  • …be able to include entire chunks of html or code directly into the execution thread

Engine

  • Pages executed as code, same as PHP. Runs as FastCGI, using an FPM.
  • Configuration file is json. Any page can load in a new config to be merged on top of existing config settings, but it must be loaded at the start of the request.
  • Must have a standard toolkit that is as complete as PHPs
  • Needs autoloading
  • Should be event driven, but that eventing should be handled at the runtime level, not forced upon the developer. There is nothing wrong with halting the current execution thread while an I/O operation completes. The majority of my I/O operations will be collecting data to output, so I don’t have anything to do until those operations are done, anyway. Give me a way to fire off chunks of code outside of the current execution stack and keep my I/O functions
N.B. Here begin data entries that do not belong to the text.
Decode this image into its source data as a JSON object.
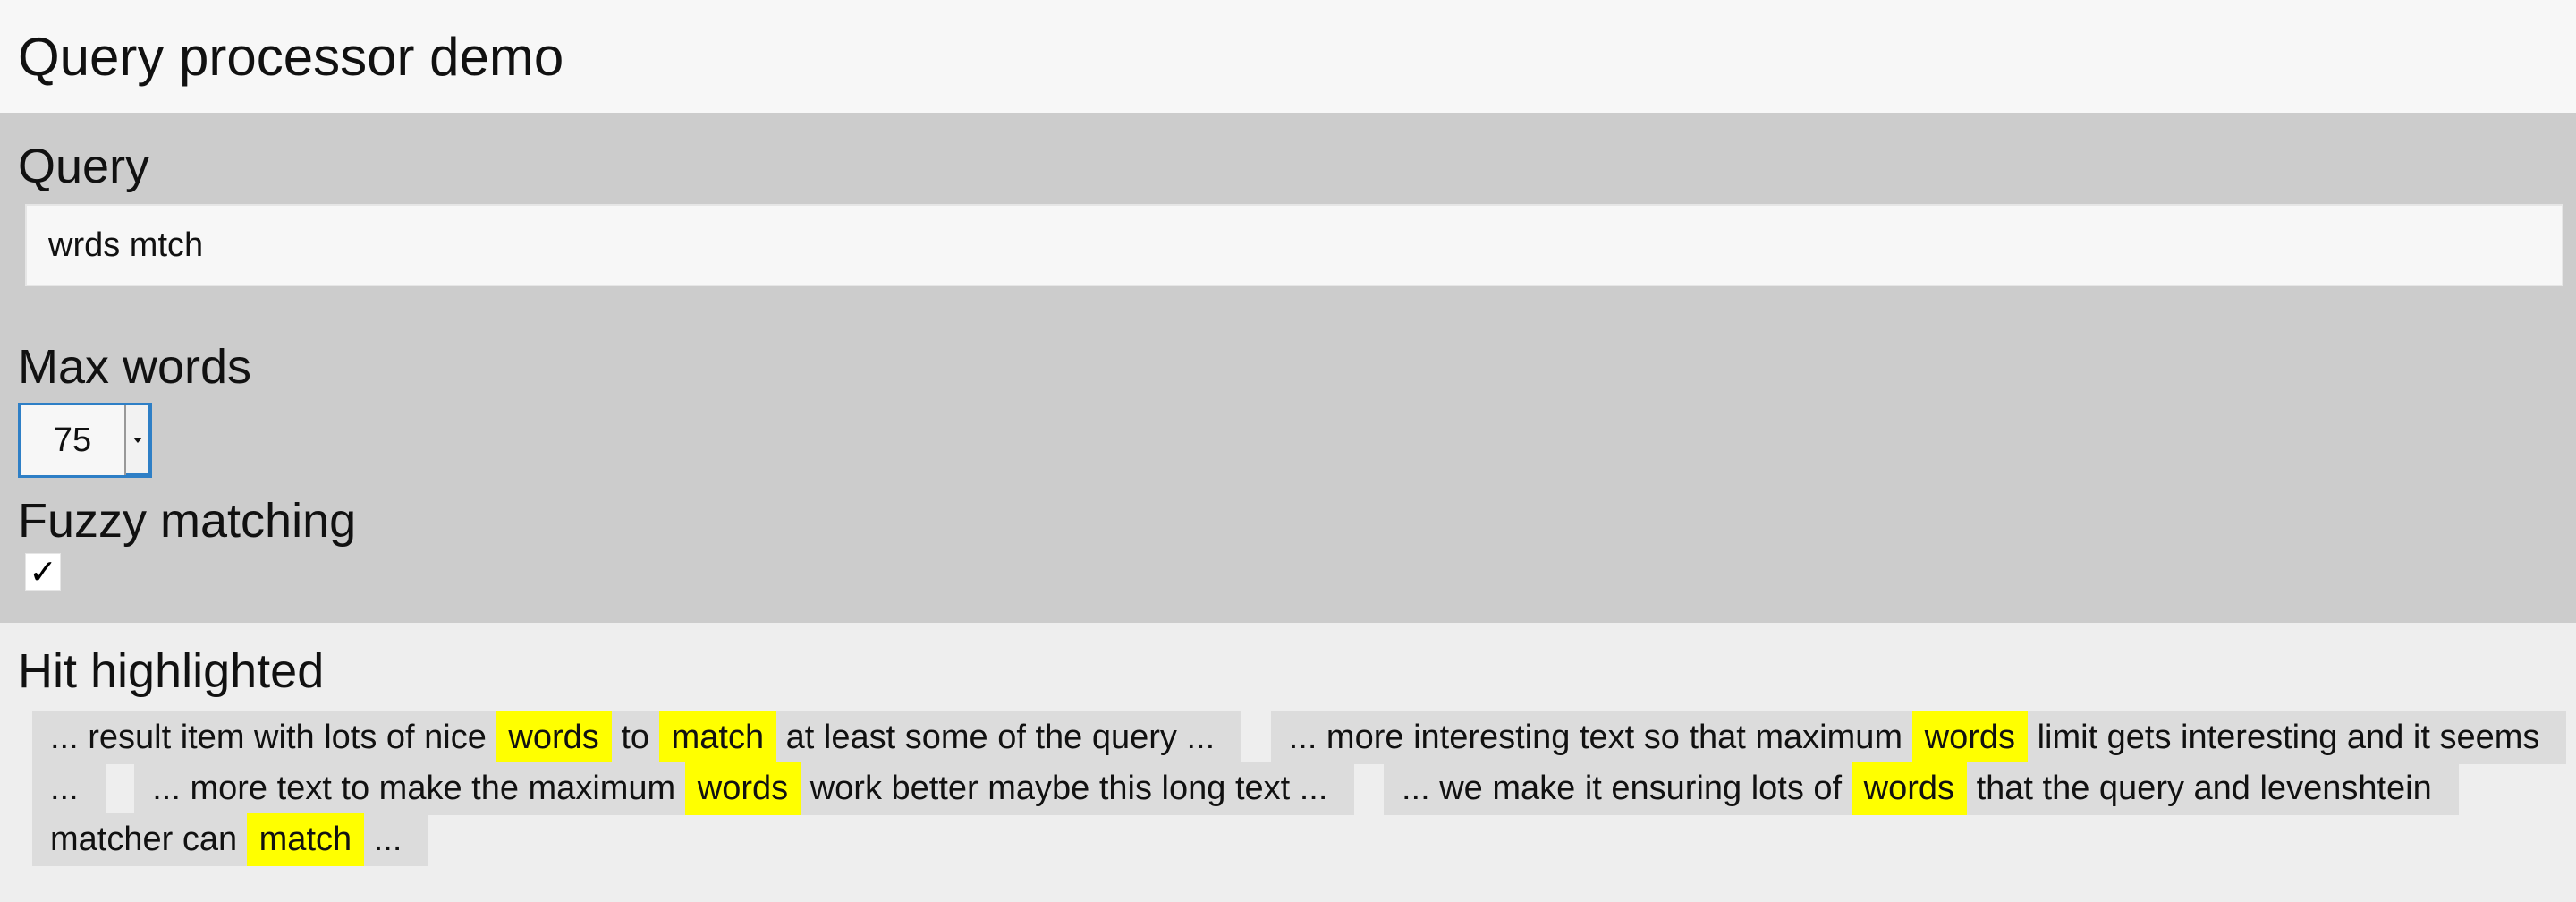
{
  "page": {
    "title": "Query processor demo"
  },
  "query": {
    "label": "Query",
    "value": "wrds mtch"
  },
  "max_words": {
    "label": "Max words",
    "value": "75"
  },
  "fuzzy": {
    "label": "Fuzzy matching",
    "checked": true,
    "checkmark": "✓"
  },
  "hits": {
    "label": "Hit highlighted",
    "snippets": [
      [
        {
          "text": "... result item with lots of nice",
          "hit": false
        },
        {
          "text": "words",
          "hit": true
        },
        {
          "text": "to",
          "hit": false
        },
        {
          "text": "match",
          "hit": true
        },
        {
          "text": "at least some of the query ...",
          "hit": false
        }
      ],
      [
        {
          "text": "... more interesting text so that maximum",
          "hit": false
        },
        {
          "text": "words",
          "hit": true
        },
        {
          "text": "limit gets interesting and it seems ...",
          "hit": false
        }
      ],
      [
        {
          "text": "... more text to make the maximum",
          "hit": false
        },
        {
          "text": "words",
          "hit": true
        },
        {
          "text": "work better maybe this long text ...",
          "hit": false
        }
      ],
      [
        {
          "text": "... we make it ensuring lots of",
          "hit": false
        },
        {
          "text": "words",
          "hit": true
        },
        {
          "text": "that the query and levenshtein matcher can",
          "hit": false
        },
        {
          "text": "match",
          "hit": true
        },
        {
          "text": "...",
          "hit": false
        }
      ]
    ]
  },
  "colors": {
    "controls_background": "#cccccc",
    "results_background": "#eeeeee",
    "highlight": "#ffff00",
    "snippet_background": "#dcdcdc",
    "focus_border": "#2e7fc6"
  }
}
Syntax:

  • No significant whitespace, it doesn’t work when embedded in html
  • Uses prototypical inheritance, but has class keyword to allow usage in a classical manner
  • Object wrapped literals (strings, numbers, arrays), same as JS.
  • Period denotes member reference, same as JS
  • Fixed point decimal type built in (default over floats?)
  • Semi-colons required
  • Code contained inside blocks, same as PHP. May be omitted if certain file extension.
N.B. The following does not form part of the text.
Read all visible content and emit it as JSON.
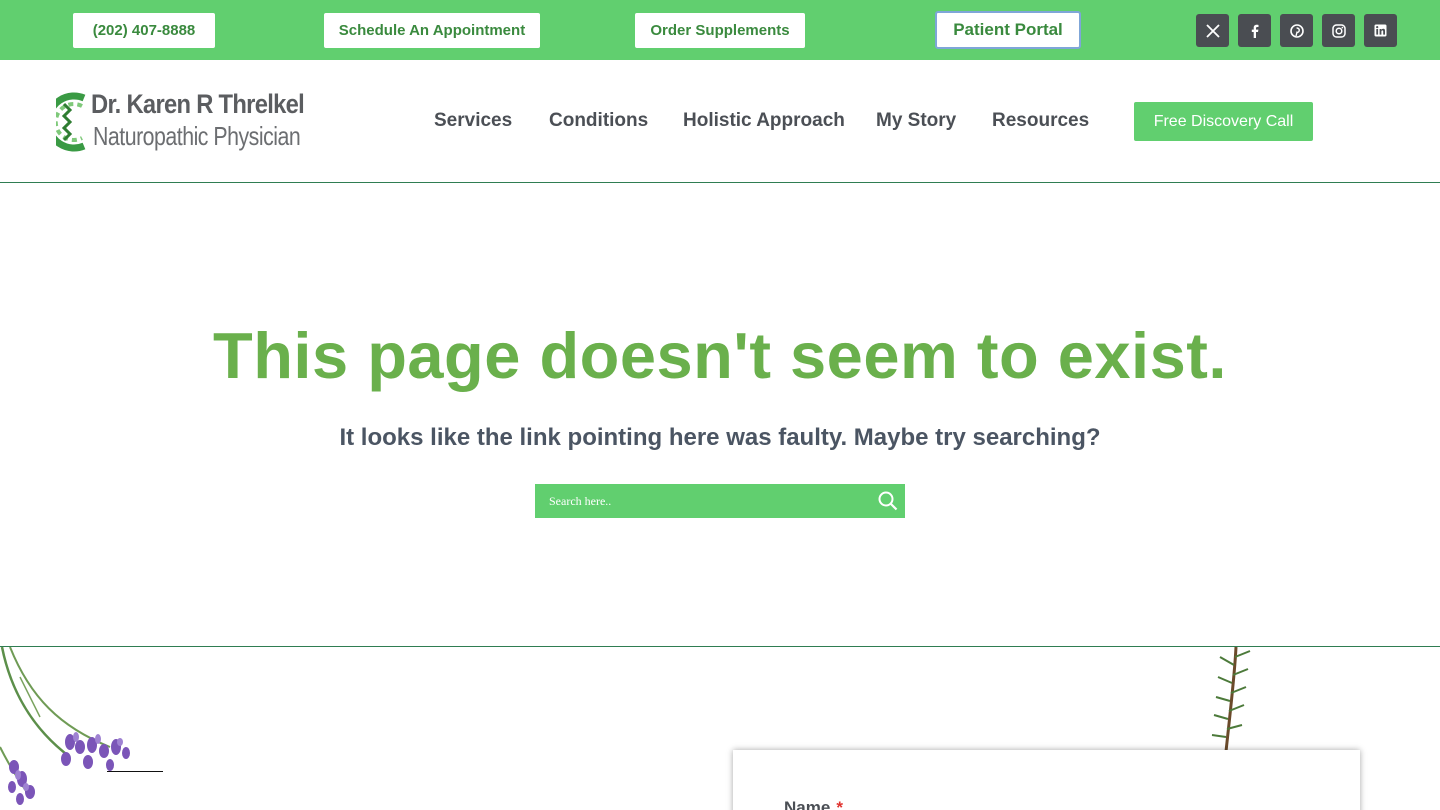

Functions

  • Brackets ({}) always create a function from the code contained inside, but every function is an object. If js object notation is used the only action taken is to assign values to the function object.
  • Scoping and variable initialization follow JavaScript rules.
  • Parens before the function for identifying parameters are optional
  • Parameters list supports default values, separated by equals. Example: (foo = 1, bar = 2)
  • Functions can be invoked in order or with named parameters. Example: myFunc(foo:20)
  • Keywords before the braces determine how and when the function is invoked. If no keyword, or is an assignment, function is invoked immediately.
  • var foo = {return blah;}; is invoked instantly and the return assigned to foo.
  • function [Name] or <= identifies that the function should not be immediately invoked, but rather assigned. If no assignment operator is defined with the former syntax, function is assigned to current scope container using the provided name, which is used for the this keyword within that function. If no name is provided, or the later syntax is used, a syntax error occurs.
  • namespace Name executes the function immediately, as the defined scope. The name is relative to the root namespace, unless it begins with the space keyword, which identifies as a child of the current namespace.
  • if () keyword only calls the function if the contents of the parens are true
  • select () calls the function, assigning the value within the parens to a hidden var only accessed by the case keyword
  • after identifies the function as a background action to be executed after the request/main execution completes, passing the values in the parens.
  • defer identifies the function to be called at the end of the event loop.
  • for (), while () and do () all loop as expected.
  • All function keywords can be applied to a stored function. Example: select (myVar) myFunction;
  • class NameA [extends NameB][ implements NameC] identifies the function as a prototype and assigns it to the current namespace as the passed name. The addition of the extends keyword automatically assigns the prototype chain. The addition of the implements keyword tells the engine to throw an exception if the new function does not contain the values defined by the following object name.
  • private, protected, public and const keywords substituted for var define the variable as a member of the containing function, with the respective access rules and bring it into local scope.
  • this keyword defines current member assignment, space keyword identifies current explicit namespace
  • new keyword executes the passed function as a new scope. If a constructor is defined within that scope, it is executed as well.

Strings

  • Uses python’s string indexing (ie string_var[-4, 2] for substrings)
  • Unique operator for string concatenation, recommend two character ($ or @?)
  • ‘’ for string literals, “” for string templating using {variable} syntax.